Apps: an abbreviation of ‘application software‘ – pieces of software that are generally very easy to download and install and that are often very specific in the task they are programmed to do.

At the moment we most commonly associate apps with mobile devices such as smart phones and tablets, but the term ‘app’ and app download/purchase environments (eg. App stores) are also making an appearance on the Chrome browser and as part of the latest version of Apple’s Snow Leopard operating system.

Some may argue that it’s just a change in the wording furniture, what used to be called ‘widgets‘ are now apps – for example the Opera browser has had them for years, and FireFox has long had what it terms extensions and plugins.* These add-ons have added to the services and tasks that can be done within the browser. I could also note here that the term ‘desk top app’ has been with us for a few years too.

Be that as it may, the popularisation of the term and understanding of ‘app’ – which we should probably look to Apple for – has meant that these bits of software that add to our experience of the internet have seen a significant growth and are changing the way we access, use and utilise the internet.

As part of Social Media Week, Tom Smith from Global Web Index has published research on what this means for social media, which makes for interesting reading. In particular, how apps and mobile usage are already matching PC usage for accessing social networks, writing blog posts and updating microblogs such as Twitter (see slide 14).
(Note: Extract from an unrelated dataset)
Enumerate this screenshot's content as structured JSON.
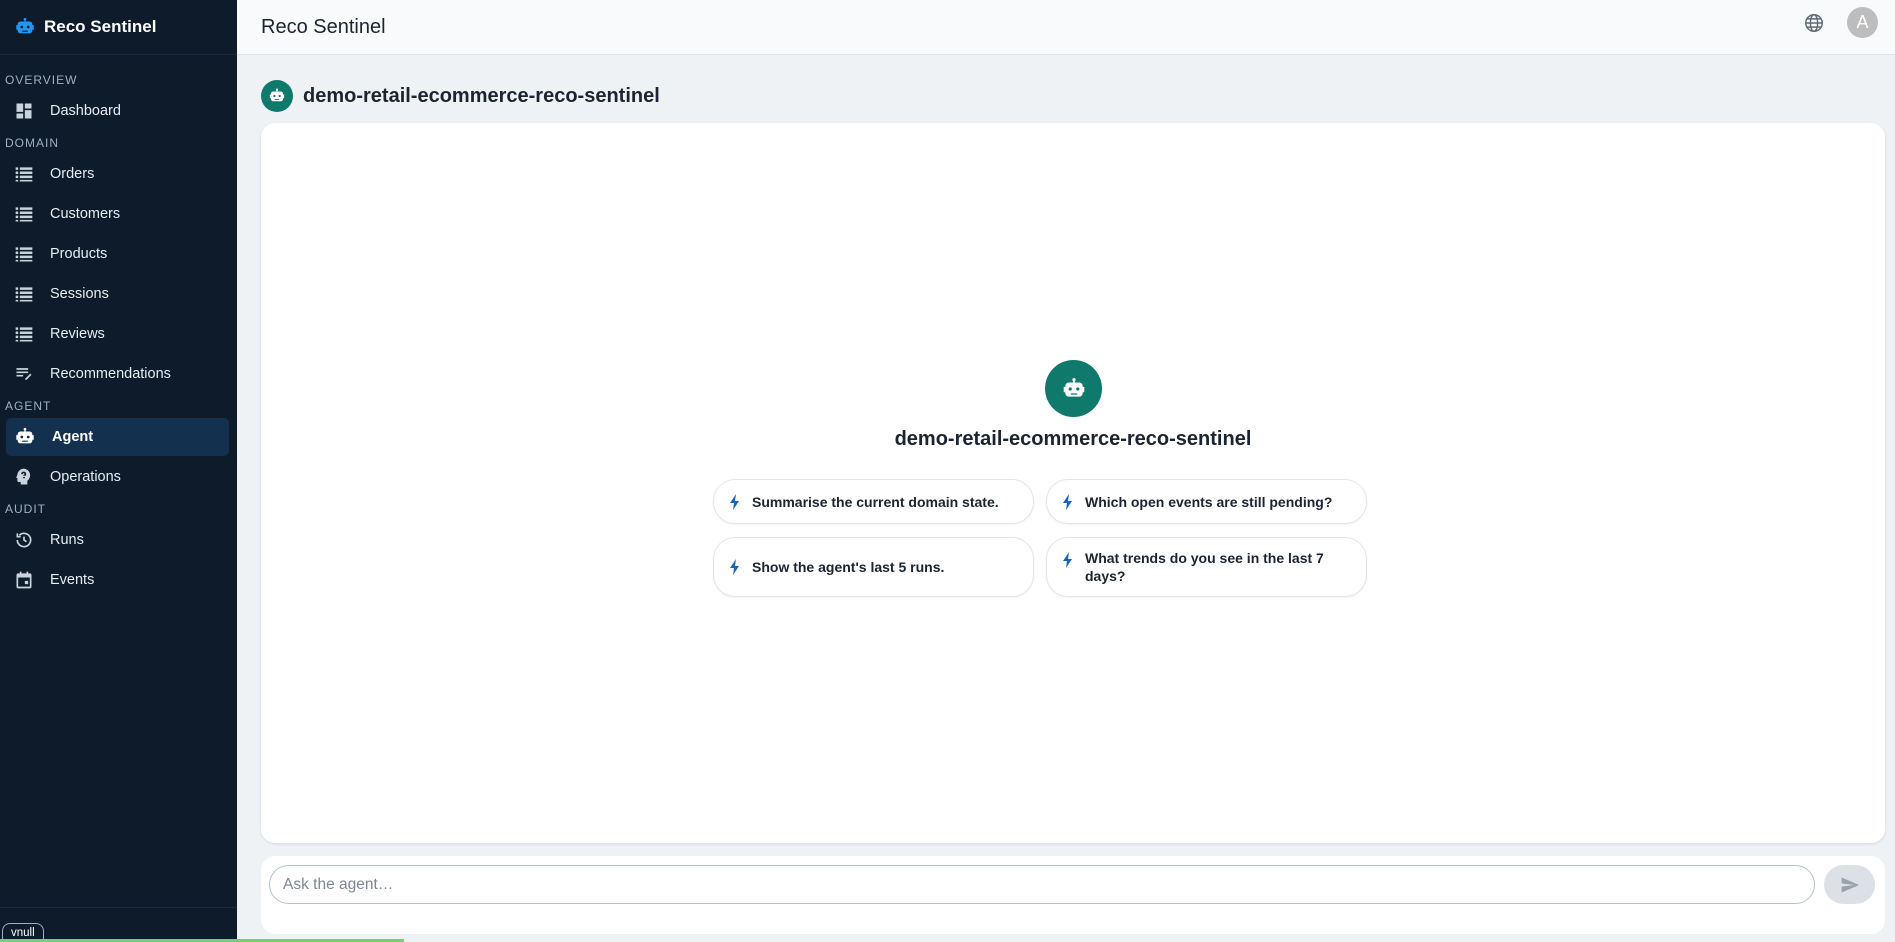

* This may well be notional rather than a precise understanding of the difference between these terms, so please do clarify significant differences in the comments below.

European social media trends – not always what we expect

When we talk about social media there is often a focus on what is happening in the UK and the US, but as the following presentations show, whilst London may be the Twitter capital of Europe and possibly the world, preferences, adoption and behaviour varies greatly from country to country. As the World of Tweets experiment shows we cannot make presumptions and there are many nuances to European usage, as Robin Grant pointed out earlier this year.

So here are a selection of really useful presentations on European social media trends, that may blow away a few sterotypes:

First up: spot which country uses the internet most socially in this presentation by Global Web Index

We then have the third Wave report by Universal McCann, and shows the changes and developments since the first report, whilst the research is global there is a lot of European data here.

Game-on

Some folk like Scrabble, others Monopoly, some enjoy Snap, others relax over Chess. We each have games we enjoy and games we avoid like the plague. And it’s no different online. Many are puzzled by the popularity of Farmvillethe Facebook social game (although aren’t all games social?) that let’s you ‘farm with your friends’. You often hear the phrase ‘I just don’t get it’ when referencing the game, yet with 55,468,666 current active users it’s something many do ‘get’ and like.

Farmville is just one of a myriad of such interactive, casual games that you can play with others on the now humongous social network, so in case you thought it was something only some of your more annoying friends did to fill your news page here are some stats via All Facebook:

PS. Noted re. the map of ‘England’. The size of the population for the country is about right though (UK total was estimated at 61.8 million in 2009 by the Office for National Statistics).